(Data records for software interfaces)

----------

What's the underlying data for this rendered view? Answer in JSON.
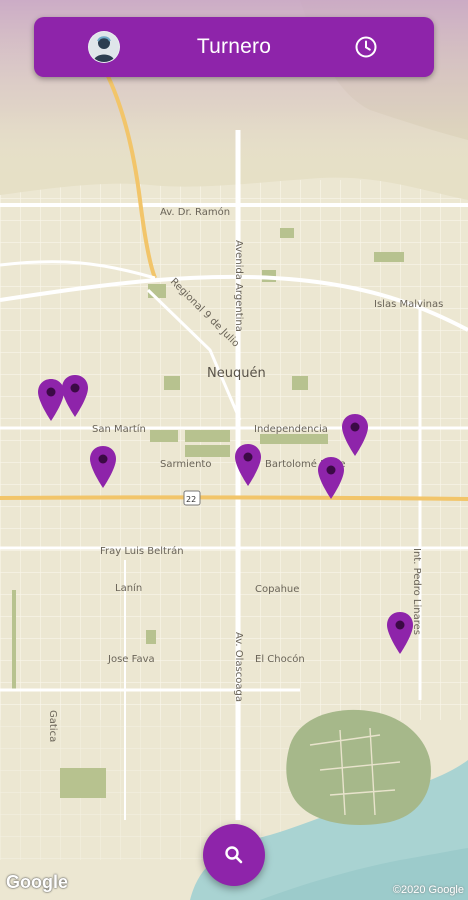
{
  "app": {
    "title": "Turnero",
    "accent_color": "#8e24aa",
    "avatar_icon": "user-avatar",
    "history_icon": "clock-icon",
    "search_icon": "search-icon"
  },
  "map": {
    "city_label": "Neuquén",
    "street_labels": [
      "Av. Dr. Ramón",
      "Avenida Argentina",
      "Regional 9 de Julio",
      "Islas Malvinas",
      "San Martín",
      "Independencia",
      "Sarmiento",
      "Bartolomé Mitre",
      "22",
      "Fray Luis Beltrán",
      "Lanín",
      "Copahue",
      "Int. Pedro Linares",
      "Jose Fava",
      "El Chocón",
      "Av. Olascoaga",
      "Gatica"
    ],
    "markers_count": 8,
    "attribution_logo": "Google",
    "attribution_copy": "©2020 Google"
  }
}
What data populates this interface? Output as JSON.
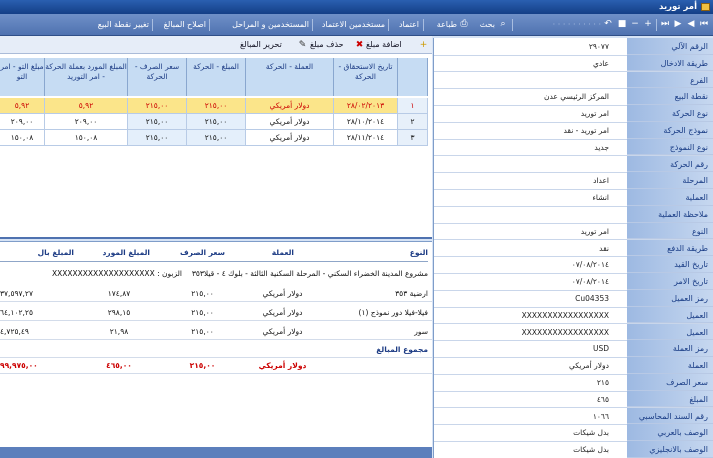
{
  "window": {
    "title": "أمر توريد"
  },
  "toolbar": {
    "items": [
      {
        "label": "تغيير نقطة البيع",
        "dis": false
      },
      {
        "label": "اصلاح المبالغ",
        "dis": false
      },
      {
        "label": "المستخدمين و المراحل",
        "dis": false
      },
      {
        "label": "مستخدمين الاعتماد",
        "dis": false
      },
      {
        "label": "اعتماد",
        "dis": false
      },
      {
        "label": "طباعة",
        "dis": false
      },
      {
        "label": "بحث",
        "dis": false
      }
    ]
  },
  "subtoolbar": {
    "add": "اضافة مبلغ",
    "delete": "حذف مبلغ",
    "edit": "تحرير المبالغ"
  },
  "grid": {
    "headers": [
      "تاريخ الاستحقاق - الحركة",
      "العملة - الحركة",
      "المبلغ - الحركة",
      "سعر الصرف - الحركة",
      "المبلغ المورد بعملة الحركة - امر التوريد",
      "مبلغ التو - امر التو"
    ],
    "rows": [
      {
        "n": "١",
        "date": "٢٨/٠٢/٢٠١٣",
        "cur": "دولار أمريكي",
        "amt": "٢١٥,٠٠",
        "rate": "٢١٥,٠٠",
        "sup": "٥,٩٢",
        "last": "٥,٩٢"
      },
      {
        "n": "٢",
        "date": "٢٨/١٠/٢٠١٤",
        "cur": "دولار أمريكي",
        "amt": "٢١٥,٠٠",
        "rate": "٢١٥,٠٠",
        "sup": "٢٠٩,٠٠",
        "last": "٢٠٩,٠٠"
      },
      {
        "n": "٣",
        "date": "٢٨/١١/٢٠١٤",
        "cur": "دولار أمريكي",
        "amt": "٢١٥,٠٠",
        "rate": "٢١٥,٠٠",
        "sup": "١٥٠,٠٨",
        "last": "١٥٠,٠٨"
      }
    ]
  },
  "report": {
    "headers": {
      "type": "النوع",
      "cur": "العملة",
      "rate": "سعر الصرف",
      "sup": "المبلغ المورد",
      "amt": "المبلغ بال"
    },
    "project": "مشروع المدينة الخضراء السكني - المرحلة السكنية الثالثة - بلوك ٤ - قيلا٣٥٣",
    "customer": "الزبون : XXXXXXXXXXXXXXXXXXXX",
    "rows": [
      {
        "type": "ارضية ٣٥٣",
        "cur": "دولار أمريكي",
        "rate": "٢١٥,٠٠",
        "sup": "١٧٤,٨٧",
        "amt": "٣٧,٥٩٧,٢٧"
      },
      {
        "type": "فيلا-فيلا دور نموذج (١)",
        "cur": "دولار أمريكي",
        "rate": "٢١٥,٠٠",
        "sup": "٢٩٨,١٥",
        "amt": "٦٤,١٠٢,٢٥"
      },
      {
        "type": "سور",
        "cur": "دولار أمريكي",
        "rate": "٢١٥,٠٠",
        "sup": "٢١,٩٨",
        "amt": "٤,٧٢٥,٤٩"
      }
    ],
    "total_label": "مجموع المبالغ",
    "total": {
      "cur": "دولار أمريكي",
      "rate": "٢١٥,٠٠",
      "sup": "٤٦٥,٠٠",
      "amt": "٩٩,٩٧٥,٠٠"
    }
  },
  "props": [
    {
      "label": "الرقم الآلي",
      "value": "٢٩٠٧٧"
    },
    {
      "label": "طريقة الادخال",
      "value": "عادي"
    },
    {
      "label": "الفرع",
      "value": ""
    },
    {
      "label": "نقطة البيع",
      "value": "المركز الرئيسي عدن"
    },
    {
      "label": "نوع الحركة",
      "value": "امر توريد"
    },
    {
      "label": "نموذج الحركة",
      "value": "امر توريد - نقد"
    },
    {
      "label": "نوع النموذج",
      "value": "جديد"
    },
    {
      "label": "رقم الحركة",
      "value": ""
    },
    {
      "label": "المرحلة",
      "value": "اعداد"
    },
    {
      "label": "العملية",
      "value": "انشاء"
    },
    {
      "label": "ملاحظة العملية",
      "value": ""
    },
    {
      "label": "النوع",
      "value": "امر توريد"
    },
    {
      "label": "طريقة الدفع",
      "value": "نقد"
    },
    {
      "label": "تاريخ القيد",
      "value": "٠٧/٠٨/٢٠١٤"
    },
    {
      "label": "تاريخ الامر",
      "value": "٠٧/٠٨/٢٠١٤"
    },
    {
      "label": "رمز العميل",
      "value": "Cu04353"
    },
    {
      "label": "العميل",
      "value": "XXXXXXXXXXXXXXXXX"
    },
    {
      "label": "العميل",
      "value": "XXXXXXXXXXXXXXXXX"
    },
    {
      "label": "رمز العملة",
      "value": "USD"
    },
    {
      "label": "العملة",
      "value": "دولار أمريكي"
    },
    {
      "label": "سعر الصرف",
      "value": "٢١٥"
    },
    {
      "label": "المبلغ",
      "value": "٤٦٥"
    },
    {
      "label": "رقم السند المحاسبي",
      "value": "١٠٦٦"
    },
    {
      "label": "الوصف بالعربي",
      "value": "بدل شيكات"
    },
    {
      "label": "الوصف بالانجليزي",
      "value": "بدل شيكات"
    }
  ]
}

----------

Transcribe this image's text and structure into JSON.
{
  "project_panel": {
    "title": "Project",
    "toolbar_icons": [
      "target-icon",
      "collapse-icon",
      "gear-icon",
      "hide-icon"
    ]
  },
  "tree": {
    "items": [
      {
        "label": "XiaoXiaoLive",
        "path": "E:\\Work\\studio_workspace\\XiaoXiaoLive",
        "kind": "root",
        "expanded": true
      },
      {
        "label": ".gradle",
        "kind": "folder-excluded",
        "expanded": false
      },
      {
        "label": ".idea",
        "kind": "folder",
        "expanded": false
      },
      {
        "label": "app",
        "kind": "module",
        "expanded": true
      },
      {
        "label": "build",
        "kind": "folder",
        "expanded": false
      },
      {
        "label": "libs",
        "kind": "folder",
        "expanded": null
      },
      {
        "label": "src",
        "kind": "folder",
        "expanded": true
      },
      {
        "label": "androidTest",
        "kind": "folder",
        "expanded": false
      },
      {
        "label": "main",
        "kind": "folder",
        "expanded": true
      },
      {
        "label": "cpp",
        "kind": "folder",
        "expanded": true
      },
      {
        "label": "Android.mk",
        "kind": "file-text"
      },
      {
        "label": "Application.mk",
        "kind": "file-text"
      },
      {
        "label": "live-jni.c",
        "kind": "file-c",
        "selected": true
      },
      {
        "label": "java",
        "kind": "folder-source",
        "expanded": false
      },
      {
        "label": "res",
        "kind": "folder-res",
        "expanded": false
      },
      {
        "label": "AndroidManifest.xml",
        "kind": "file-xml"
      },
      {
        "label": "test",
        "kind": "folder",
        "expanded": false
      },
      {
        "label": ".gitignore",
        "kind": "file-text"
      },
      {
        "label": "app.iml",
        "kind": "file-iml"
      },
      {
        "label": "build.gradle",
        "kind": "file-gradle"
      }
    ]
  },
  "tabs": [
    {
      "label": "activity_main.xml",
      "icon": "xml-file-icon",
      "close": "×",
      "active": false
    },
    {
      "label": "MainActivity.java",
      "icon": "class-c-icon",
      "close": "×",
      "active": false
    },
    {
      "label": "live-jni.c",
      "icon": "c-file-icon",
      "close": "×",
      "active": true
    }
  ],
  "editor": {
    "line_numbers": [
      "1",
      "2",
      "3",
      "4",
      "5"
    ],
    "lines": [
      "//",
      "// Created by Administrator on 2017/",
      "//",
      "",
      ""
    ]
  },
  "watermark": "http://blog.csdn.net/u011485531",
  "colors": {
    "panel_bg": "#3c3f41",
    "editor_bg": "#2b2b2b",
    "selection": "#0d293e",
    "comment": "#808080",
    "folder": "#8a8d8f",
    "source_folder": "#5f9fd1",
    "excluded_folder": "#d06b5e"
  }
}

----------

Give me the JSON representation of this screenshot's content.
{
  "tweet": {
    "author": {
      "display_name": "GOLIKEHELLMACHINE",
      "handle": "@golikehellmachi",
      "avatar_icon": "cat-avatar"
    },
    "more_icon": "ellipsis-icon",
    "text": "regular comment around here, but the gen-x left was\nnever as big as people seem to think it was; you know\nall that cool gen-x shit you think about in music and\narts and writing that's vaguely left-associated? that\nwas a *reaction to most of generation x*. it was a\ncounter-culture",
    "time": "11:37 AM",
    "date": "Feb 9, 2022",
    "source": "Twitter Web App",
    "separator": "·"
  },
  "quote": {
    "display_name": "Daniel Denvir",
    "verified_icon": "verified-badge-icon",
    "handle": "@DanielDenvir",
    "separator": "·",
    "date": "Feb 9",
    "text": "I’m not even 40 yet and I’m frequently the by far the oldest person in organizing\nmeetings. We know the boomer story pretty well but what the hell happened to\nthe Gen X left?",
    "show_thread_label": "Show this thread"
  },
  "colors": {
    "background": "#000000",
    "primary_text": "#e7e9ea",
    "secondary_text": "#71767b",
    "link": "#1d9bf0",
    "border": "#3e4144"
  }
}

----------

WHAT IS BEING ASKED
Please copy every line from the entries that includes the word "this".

YOUR SOLUTION
What's the underlying data for this rendered view? Answer in JSON.
What data populates this interface? Output as JSON.
Transcribe this image's text and structure into JSON.
Give me the JSON representation of this screenshot's content.
    "show_thread_label": "Show this thread"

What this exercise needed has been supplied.